Researchers showed how a complementary metal oxide semiconductor (CMOS) cube of around 10 micrometres on each side could theoretically be created. They hope to revolutionise diagnostic methods and give doctors a better understanding of diseases like cancer. “Today doctors give drugs to cancer patients and wait to see whether the tumour cells go away. But having continuous feedback on how the cells respond to a given treatment would be of unprecedented value,” said Sandro Carrara from EPFL. The microscopic sensors would be cube-shaped and have three complementary electrodes on their surfaces. After a patient swallows them, they would pass through the intestinal walls via the natural process of endocytosis.
However, that process can happen only if the patient’s body thinks the sensors are bacteria or red blood cells. So the scientists plan to cover the sensors with a special coating and shrink them to 10 micrometres on each side. Once the sensors enter the bloodstream, they would travel to the affected area and attach to diseased cells using targeted ligands such as antibodies. From there they could track the disease’s progress.
The sensors would act like spies, supplying information on a cancer cell’s metabolism, for example, or on the local concentration of a drug that had been administered. “The electrodes on the sensors’ surfaces would be able to identify the right protein or drug molecule they come into contact with because each type of molecule would alter the current in a different way,” said Carrara.
The data would be collected using a wireless energy transmission system. “An electromagnetic field or ultrasound waves would be generated outside a patient’s body to charge the sensors and collect data.
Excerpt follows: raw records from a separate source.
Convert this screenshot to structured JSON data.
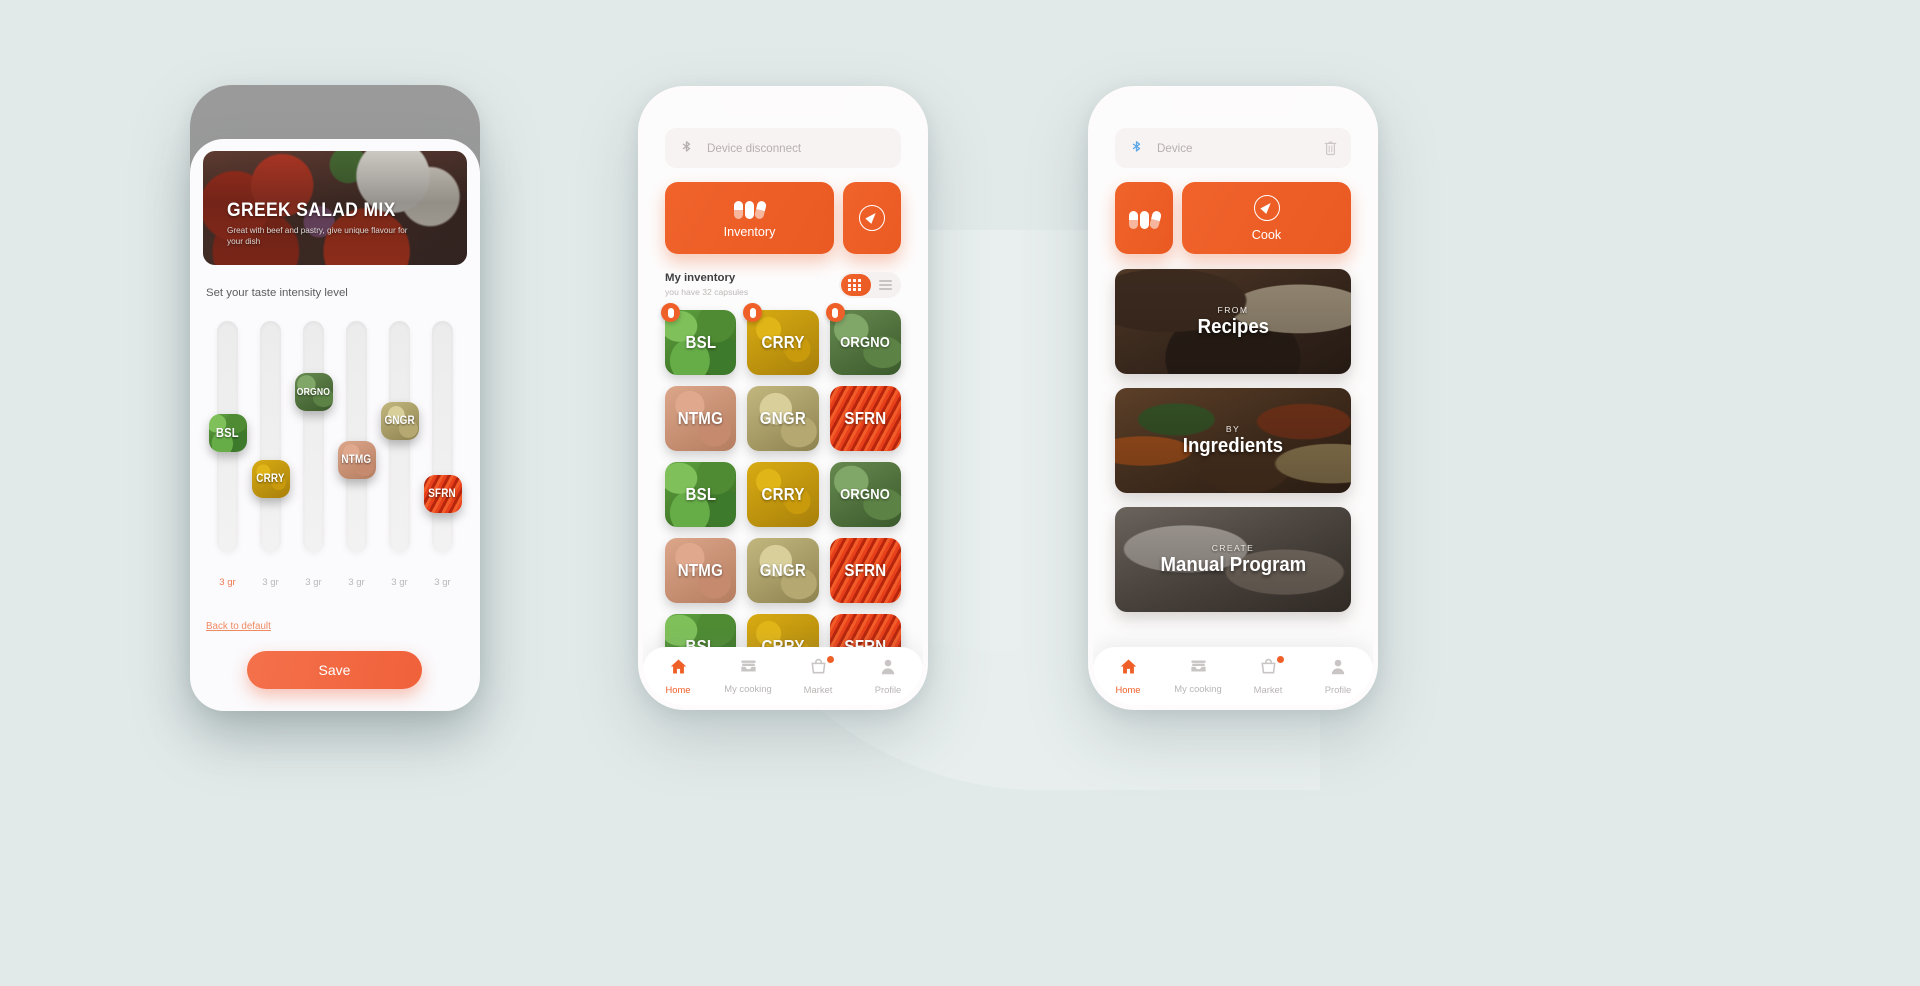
{
  "background_color": "#e2e9e9",
  "accent_color": "#ef6029",
  "phone1": {
    "hero": {
      "title": "GREEK SALAD MIX",
      "subtitle": "Great with beef and pastry, give unique flavour for your dish"
    },
    "section_label": "Set your taste intensity level",
    "sliders": [
      {
        "code": "BSL",
        "value_label": "3 gr",
        "active": true,
        "level": 52
      },
      {
        "code": "CRRY",
        "value_label": "3 gr",
        "active": false,
        "level": 28
      },
      {
        "code": "ORGNO",
        "value_label": "3 gr",
        "active": false,
        "level": 73
      },
      {
        "code": "NTMG",
        "value_label": "3 gr",
        "active": false,
        "level": 38
      },
      {
        "code": "GNGR",
        "value_label": "3 gr",
        "active": false,
        "level": 58
      },
      {
        "code": "SFRN",
        "value_label": "3 gr",
        "active": false,
        "level": 20
      }
    ],
    "reset_link": "Back to default",
    "save_button": "Save"
  },
  "phone2": {
    "device_bar": {
      "status": "Device disconnect",
      "bluetooth_icon": "bluetooth-icon",
      "connected": false
    },
    "primary_action": {
      "label": "Inventory",
      "icon": "capsules-icon"
    },
    "secondary_action": {
      "icon": "compass-icon"
    },
    "inventory": {
      "title": "My inventory",
      "subtitle": "you have 32 capsules",
      "view_mode": "grid",
      "grid_icon": "grid-view-icon",
      "list_icon": "list-view-icon",
      "capsules": [
        {
          "code": "BSL",
          "texture": "tex-bsl",
          "badge": true
        },
        {
          "code": "CRRY",
          "texture": "tex-crry",
          "badge": true
        },
        {
          "code": "ORGNO",
          "texture": "tex-orgno",
          "badge": true
        },
        {
          "code": "NTMG",
          "texture": "tex-ntmg",
          "badge": false
        },
        {
          "code": "GNGR",
          "texture": "tex-gngr",
          "badge": false
        },
        {
          "code": "SFRN",
          "texture": "tex-sfrn",
          "badge": false
        },
        {
          "code": "BSL",
          "texture": "tex-bsl",
          "badge": false
        },
        {
          "code": "CRRY",
          "texture": "tex-crry",
          "badge": false
        },
        {
          "code": "ORGNO",
          "texture": "tex-orgno",
          "badge": false
        },
        {
          "code": "NTMG",
          "texture": "tex-ntmg",
          "badge": false
        },
        {
          "code": "GNGR",
          "texture": "tex-gngr",
          "badge": false
        },
        {
          "code": "SFRN",
          "texture": "tex-sfrn",
          "badge": false
        },
        {
          "code": "BSL",
          "texture": "tex-bsl",
          "badge": false
        },
        {
          "code": "CRRY",
          "texture": "tex-crry",
          "badge": false
        },
        {
          "code": "SFRN",
          "texture": "tex-sfrn",
          "badge": false
        }
      ]
    },
    "tabs": [
      {
        "label": "Home",
        "icon": "home-icon",
        "active": true,
        "dot": false
      },
      {
        "label": "My cooking",
        "icon": "cooking-icon",
        "active": false,
        "dot": false
      },
      {
        "label": "Market",
        "icon": "market-icon",
        "active": false,
        "dot": true
      },
      {
        "label": "Profile",
        "icon": "profile-icon",
        "active": false,
        "dot": false
      }
    ]
  },
  "phone3": {
    "device_bar": {
      "status": "Device",
      "bluetooth_icon": "bluetooth-icon",
      "connected": true,
      "trash_icon": "trash-icon"
    },
    "secondary_action": {
      "icon": "capsules-icon"
    },
    "primary_action": {
      "label": "Cook",
      "icon": "compass-icon"
    },
    "cards": [
      {
        "kicker": "FROM",
        "title": "Recipes",
        "texture": "bg-recipes"
      },
      {
        "kicker": "BY",
        "title": "Ingredients",
        "texture": "bg-ingr"
      },
      {
        "kicker": "CREATE",
        "title": "Manual Program",
        "texture": "bg-manual"
      }
    ],
    "tabs": [
      {
        "label": "Home",
        "icon": "home-icon",
        "active": true,
        "dot": false
      },
      {
        "label": "My cooking",
        "icon": "cooking-icon",
        "active": false,
        "dot": false
      },
      {
        "label": "Market",
        "icon": "market-icon",
        "active": false,
        "dot": true
      },
      {
        "label": "Profile",
        "icon": "profile-icon",
        "active": false,
        "dot": false
      }
    ]
  }
}
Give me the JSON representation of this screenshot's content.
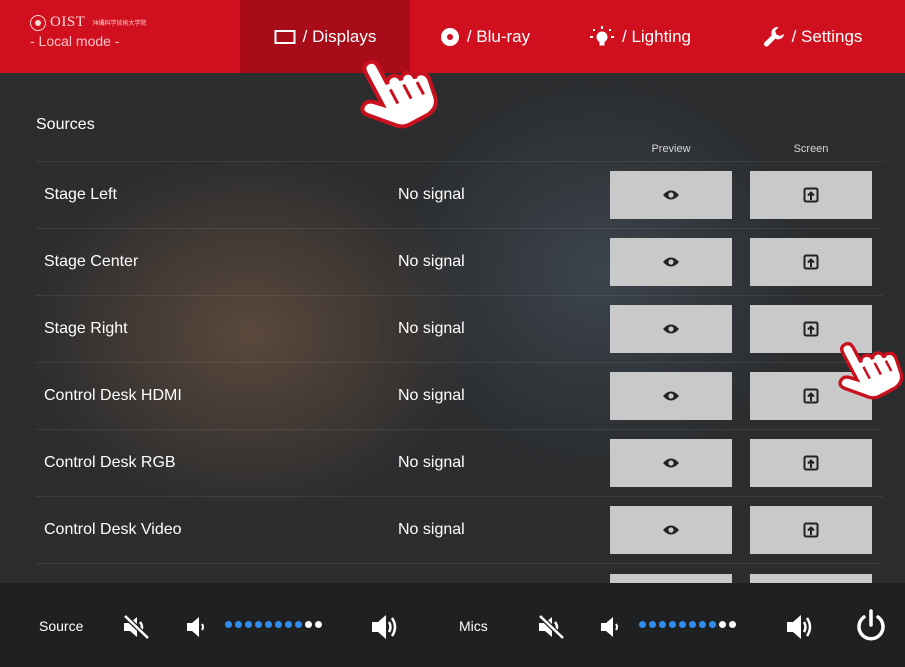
{
  "header": {
    "brand_name": "OIST",
    "brand_sub": "沖縄科学技術大学院",
    "mode": "- Local mode -",
    "tabs": [
      {
        "label": "/ Displays",
        "icon": "display-icon",
        "active": true
      },
      {
        "label": "/ Blu-ray",
        "icon": "disc-icon",
        "active": false
      },
      {
        "label": "/ Lighting",
        "icon": "lightbulb-icon",
        "active": false
      },
      {
        "label": "/ Settings",
        "icon": "wrench-icon",
        "active": false
      }
    ]
  },
  "sources": {
    "title": "Sources",
    "col_preview": "Preview",
    "col_screen": "Screen",
    "rows": [
      {
        "name": "Stage Left",
        "status": "No signal"
      },
      {
        "name": "Stage Center",
        "status": "No signal"
      },
      {
        "name": "Stage Right",
        "status": "No signal"
      },
      {
        "name": "Control Desk HDMI",
        "status": "No signal"
      },
      {
        "name": "Control Desk RGB",
        "status": "No signal"
      },
      {
        "name": "Control Desk Video",
        "status": "No signal"
      }
    ]
  },
  "footer": {
    "source_label": "Source",
    "mics_label": "Mics",
    "source_volume_fraction": 0.8,
    "mics_volume_fraction": 0.8,
    "dot_count": 10
  },
  "colors": {
    "header_red": "#d0101f",
    "active_tab": "#a70c18",
    "dot_on": "#2f8df0",
    "dot_off": "#ffffff",
    "button_gray": "#c9c9c9"
  }
}
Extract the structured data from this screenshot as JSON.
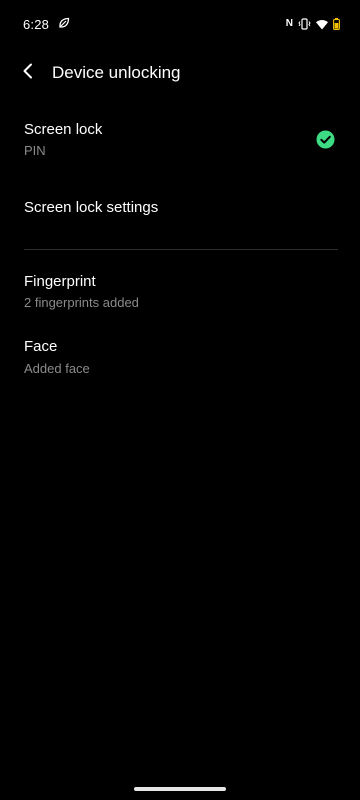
{
  "status_bar": {
    "time": "6:28",
    "left_icon": "leaf-icon",
    "right_icons": [
      "nfc-icon",
      "vibrate-icon",
      "wifi-icon",
      "battery-icon"
    ],
    "nfc_label": "N",
    "battery_color": "#f2c200"
  },
  "header": {
    "title": "Device unlocking",
    "back_icon": "back-arrow-icon"
  },
  "items": {
    "screen_lock": {
      "title": "Screen lock",
      "subtitle": "PIN",
      "status_icon": "check-circle-icon",
      "status_color": "#3ddc84"
    },
    "screen_lock_settings": {
      "title": "Screen lock settings"
    },
    "fingerprint": {
      "title": "Fingerprint",
      "subtitle": "2 fingerprints added"
    },
    "face": {
      "title": "Face",
      "subtitle": "Added face"
    }
  },
  "colors": {
    "background": "#000000",
    "text_primary": "#ffffff",
    "text_secondary": "#8a8a8a",
    "accent": "#3ddc84"
  }
}
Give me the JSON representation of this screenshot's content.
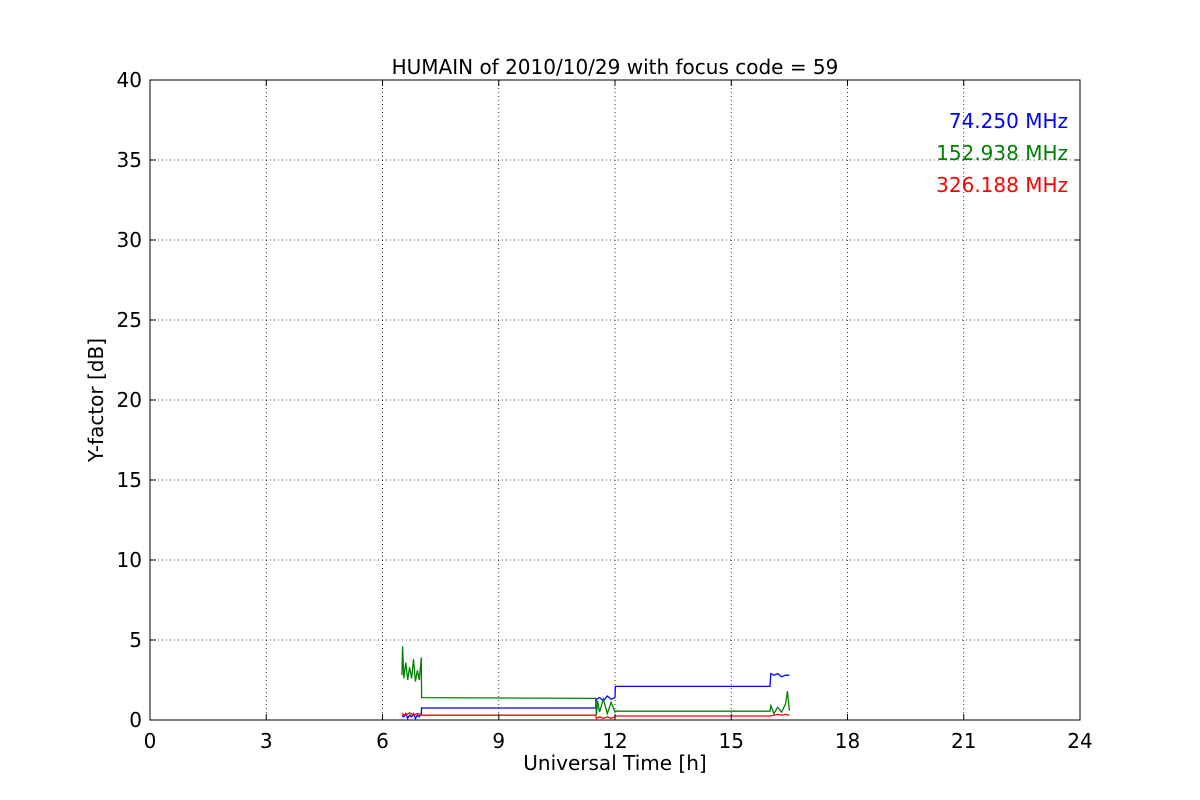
{
  "chart_data": {
    "type": "line",
    "title": "HUMAIN of 2010/10/29 with focus code = 59",
    "xlabel": "Universal Time [h]",
    "ylabel": "Y-factor [dB]",
    "xlim": [
      0,
      24
    ],
    "ylim": [
      0,
      40
    ],
    "xticks": [
      0,
      3,
      6,
      9,
      12,
      15,
      18,
      21,
      24
    ],
    "yticks": [
      0,
      5,
      10,
      15,
      20,
      25,
      30,
      35,
      40
    ],
    "grid": true,
    "legend_position": "top-right",
    "series": [
      {
        "name": "74.250 MHz",
        "color": "#0000ff",
        "x": [
          6.5,
          6.55,
          6.6,
          6.65,
          6.7,
          6.75,
          6.8,
          6.85,
          6.9,
          6.95,
          7.0,
          7.01,
          11.5,
          11.52,
          11.6,
          11.7,
          11.8,
          11.9,
          12.0,
          12.01,
          16.0,
          16.02,
          16.1,
          16.2,
          16.3,
          16.4,
          16.5
        ],
        "y": [
          0.3,
          0.2,
          0.4,
          0.1,
          0.3,
          0.2,
          0.4,
          0.1,
          0.3,
          0.2,
          0.4,
          0.75,
          0.75,
          1.3,
          1.4,
          1.2,
          1.5,
          1.3,
          1.4,
          2.1,
          2.1,
          2.9,
          2.8,
          2.9,
          2.7,
          2.8,
          2.8
        ]
      },
      {
        "name": "152.938 MHz",
        "color": "#008000",
        "x": [
          6.5,
          6.52,
          6.55,
          6.6,
          6.65,
          6.7,
          6.75,
          6.8,
          6.85,
          6.9,
          6.95,
          7.0,
          7.01,
          11.5,
          11.52,
          11.55,
          11.6,
          11.7,
          11.8,
          11.9,
          12.0,
          12.01,
          16.0,
          16.02,
          16.1,
          16.2,
          16.3,
          16.4,
          16.45,
          16.5
        ],
        "y": [
          2.8,
          4.6,
          2.6,
          3.6,
          2.5,
          3.3,
          2.6,
          3.8,
          2.4,
          3.1,
          2.5,
          3.9,
          1.4,
          1.35,
          0.3,
          1.2,
          0.5,
          1.3,
          0.4,
          1.1,
          0.5,
          0.55,
          0.55,
          0.9,
          0.4,
          0.8,
          0.5,
          1.0,
          1.8,
          0.6
        ]
      },
      {
        "name": "326.188 MHz",
        "color": "#ff0000",
        "x": [
          6.5,
          6.6,
          6.7,
          6.8,
          6.9,
          7.0,
          7.01,
          11.5,
          11.52,
          11.6,
          11.7,
          11.8,
          11.9,
          12.0,
          12.01,
          16.0,
          16.1,
          16.2,
          16.3,
          16.4,
          16.5
        ],
        "y": [
          0.4,
          0.3,
          0.45,
          0.3,
          0.4,
          0.35,
          0.3,
          0.3,
          0.1,
          0.2,
          0.1,
          0.2,
          0.1,
          0.2,
          0.25,
          0.25,
          0.3,
          0.35,
          0.3,
          0.35,
          0.3
        ]
      }
    ]
  }
}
The sensors won’t contain batteries,” said Carrara.
To flesh out their idea, the scientists drew from concrete examples in the literature, such as glucose sensors of around 10 micrometres that use CMOS circuits, and a simple glucose sensor with a diameter of just 2.5 micrometres. A 10 millimetres telemetric diagnostic device that is covered with a biocompatible epoxy resin was successfully already tested on mice in 2016.
However, the research team still has considerable hurdles to overcome. First, the scientists must shrink the sensors to below 10 micrometres on each side, so that they are about the same size as red blood cells. Then they will have to demonstrate the feasibility of both their technology and the charging system.
The scientists believe the sensors could be easily eliminated from a patient’s body, either when a tumour itself is removed or, if it turns out there is no diseased tissue, then through the patient’s urine or stool. However, it is still too early to know whether these minuscule sensors would have any side effects on the body, researchers said.